[Web page and app entries]
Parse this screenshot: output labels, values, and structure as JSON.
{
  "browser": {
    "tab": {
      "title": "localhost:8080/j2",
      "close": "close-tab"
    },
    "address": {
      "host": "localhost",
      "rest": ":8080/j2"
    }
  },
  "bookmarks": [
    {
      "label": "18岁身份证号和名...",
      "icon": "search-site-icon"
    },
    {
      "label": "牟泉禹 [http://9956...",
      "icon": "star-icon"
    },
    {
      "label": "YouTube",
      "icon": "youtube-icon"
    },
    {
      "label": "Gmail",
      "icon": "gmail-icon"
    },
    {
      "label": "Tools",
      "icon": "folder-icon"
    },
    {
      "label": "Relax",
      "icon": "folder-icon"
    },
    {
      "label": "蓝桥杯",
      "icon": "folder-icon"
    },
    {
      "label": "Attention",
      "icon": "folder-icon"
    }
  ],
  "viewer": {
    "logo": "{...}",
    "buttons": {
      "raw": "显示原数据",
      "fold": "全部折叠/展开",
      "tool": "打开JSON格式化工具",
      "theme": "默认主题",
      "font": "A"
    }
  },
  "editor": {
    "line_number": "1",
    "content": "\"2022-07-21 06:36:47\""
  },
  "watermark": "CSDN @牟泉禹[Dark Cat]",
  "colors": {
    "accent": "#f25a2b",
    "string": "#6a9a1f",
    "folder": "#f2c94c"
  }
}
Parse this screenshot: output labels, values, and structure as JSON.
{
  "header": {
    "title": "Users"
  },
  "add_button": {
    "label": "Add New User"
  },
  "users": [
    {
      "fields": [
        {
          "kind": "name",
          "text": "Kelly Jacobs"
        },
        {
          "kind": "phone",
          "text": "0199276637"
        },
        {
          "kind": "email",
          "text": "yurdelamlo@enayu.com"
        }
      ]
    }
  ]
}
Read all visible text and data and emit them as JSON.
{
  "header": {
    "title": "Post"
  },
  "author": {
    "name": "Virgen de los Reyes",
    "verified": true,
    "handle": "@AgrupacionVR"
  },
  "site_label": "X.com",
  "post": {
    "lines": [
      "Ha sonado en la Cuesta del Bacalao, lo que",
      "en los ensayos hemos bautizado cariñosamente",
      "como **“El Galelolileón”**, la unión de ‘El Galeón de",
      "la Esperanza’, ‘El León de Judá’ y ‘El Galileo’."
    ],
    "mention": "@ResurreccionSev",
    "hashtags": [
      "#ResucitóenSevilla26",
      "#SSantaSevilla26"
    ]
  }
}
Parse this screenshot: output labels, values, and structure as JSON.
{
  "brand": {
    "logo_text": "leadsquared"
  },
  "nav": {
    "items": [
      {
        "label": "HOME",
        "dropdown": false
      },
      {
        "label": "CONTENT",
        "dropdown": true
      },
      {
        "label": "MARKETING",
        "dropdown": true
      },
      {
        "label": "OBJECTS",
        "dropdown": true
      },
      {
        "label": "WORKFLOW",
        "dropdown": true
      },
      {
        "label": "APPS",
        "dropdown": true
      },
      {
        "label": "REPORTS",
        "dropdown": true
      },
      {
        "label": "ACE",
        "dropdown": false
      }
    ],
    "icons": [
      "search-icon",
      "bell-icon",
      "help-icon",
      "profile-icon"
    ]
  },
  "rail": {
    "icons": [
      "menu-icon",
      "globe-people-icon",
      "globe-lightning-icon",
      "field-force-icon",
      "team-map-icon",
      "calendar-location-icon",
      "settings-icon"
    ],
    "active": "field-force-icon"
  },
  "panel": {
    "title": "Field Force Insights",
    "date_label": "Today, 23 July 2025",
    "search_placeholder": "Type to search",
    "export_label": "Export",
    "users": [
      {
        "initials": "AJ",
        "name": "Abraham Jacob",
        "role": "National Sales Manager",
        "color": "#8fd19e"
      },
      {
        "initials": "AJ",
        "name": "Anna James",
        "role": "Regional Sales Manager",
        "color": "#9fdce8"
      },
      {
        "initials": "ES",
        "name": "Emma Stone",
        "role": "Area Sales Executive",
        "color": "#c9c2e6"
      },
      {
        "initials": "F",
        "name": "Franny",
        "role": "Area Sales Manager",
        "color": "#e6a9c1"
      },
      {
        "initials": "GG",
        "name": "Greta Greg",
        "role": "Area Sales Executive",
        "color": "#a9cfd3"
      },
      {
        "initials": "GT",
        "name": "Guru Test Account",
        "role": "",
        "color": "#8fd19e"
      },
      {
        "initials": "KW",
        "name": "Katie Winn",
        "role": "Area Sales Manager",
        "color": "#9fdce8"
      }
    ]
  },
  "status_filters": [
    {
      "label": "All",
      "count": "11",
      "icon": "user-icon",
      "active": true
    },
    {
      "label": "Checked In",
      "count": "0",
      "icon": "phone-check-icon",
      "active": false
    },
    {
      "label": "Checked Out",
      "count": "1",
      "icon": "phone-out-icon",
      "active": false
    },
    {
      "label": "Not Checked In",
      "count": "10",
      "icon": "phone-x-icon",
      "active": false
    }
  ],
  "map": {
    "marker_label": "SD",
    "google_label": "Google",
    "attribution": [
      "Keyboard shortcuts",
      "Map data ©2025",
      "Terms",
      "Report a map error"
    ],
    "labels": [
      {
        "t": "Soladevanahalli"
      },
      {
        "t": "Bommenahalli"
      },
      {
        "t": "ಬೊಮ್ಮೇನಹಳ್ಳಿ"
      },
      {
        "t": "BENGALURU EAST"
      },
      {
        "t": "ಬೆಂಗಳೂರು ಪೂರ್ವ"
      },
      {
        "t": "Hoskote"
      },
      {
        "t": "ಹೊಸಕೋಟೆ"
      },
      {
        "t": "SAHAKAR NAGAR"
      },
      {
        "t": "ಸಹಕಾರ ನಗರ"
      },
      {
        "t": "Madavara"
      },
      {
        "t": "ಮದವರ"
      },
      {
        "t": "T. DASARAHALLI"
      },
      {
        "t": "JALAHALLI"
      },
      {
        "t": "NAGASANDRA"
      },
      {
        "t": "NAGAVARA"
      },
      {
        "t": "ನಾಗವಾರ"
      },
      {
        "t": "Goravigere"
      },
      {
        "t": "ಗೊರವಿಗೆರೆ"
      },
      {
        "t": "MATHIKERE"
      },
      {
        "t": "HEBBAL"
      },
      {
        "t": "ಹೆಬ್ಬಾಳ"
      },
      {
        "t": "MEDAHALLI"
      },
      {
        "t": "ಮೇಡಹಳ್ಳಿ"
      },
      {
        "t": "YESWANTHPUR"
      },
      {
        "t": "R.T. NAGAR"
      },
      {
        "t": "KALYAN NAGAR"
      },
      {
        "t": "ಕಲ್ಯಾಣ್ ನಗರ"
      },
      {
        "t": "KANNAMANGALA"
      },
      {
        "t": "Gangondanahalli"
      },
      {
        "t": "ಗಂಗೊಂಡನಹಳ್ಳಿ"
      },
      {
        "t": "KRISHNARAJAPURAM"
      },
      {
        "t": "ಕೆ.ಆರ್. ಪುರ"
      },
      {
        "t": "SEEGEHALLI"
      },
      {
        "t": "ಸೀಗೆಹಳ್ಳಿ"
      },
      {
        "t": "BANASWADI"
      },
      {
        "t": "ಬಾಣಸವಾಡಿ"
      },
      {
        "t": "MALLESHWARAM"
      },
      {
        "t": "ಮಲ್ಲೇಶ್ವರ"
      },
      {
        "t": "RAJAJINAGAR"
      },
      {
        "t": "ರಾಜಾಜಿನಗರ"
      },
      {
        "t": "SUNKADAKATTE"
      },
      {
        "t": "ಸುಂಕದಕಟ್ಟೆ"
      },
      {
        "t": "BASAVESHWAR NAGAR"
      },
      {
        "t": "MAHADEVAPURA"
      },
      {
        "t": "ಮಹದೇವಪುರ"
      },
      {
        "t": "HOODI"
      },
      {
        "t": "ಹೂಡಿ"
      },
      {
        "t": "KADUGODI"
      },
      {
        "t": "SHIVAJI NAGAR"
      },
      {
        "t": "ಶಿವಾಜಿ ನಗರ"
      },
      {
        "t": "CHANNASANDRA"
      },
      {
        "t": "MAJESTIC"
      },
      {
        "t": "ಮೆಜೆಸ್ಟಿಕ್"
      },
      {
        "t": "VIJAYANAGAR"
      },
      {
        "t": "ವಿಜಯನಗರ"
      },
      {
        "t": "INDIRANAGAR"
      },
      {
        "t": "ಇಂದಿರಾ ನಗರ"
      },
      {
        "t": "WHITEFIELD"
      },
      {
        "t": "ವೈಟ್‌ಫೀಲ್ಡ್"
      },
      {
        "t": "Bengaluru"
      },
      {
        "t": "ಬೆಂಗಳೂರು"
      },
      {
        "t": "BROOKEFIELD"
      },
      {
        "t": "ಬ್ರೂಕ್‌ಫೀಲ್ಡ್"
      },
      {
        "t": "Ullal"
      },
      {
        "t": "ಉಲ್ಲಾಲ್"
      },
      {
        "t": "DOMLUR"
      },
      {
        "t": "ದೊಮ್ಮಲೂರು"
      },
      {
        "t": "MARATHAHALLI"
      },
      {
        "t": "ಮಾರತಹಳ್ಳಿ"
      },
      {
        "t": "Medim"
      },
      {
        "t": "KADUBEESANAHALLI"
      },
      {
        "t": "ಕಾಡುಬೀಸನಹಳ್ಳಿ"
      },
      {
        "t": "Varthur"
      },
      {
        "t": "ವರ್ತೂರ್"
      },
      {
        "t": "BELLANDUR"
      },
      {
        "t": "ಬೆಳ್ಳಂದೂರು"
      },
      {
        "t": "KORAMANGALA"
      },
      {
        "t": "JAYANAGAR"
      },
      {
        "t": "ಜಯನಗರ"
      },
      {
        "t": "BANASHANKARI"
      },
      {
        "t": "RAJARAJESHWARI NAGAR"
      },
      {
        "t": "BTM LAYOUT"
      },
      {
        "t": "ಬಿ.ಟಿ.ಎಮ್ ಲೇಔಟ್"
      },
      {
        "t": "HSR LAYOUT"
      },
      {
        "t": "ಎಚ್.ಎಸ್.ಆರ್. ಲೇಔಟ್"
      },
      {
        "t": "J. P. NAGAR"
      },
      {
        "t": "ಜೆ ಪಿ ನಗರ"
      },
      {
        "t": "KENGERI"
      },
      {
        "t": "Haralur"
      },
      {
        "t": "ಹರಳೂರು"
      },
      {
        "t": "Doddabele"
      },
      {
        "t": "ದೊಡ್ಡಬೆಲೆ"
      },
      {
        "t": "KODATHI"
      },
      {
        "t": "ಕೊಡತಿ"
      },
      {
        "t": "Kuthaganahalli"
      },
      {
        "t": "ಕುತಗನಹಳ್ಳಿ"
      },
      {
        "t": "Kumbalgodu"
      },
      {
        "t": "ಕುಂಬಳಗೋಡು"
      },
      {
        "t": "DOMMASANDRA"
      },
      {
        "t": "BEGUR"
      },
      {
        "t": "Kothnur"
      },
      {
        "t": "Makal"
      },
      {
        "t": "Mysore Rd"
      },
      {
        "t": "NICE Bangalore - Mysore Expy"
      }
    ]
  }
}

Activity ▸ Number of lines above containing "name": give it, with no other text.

Solution for this exercise ▸ 9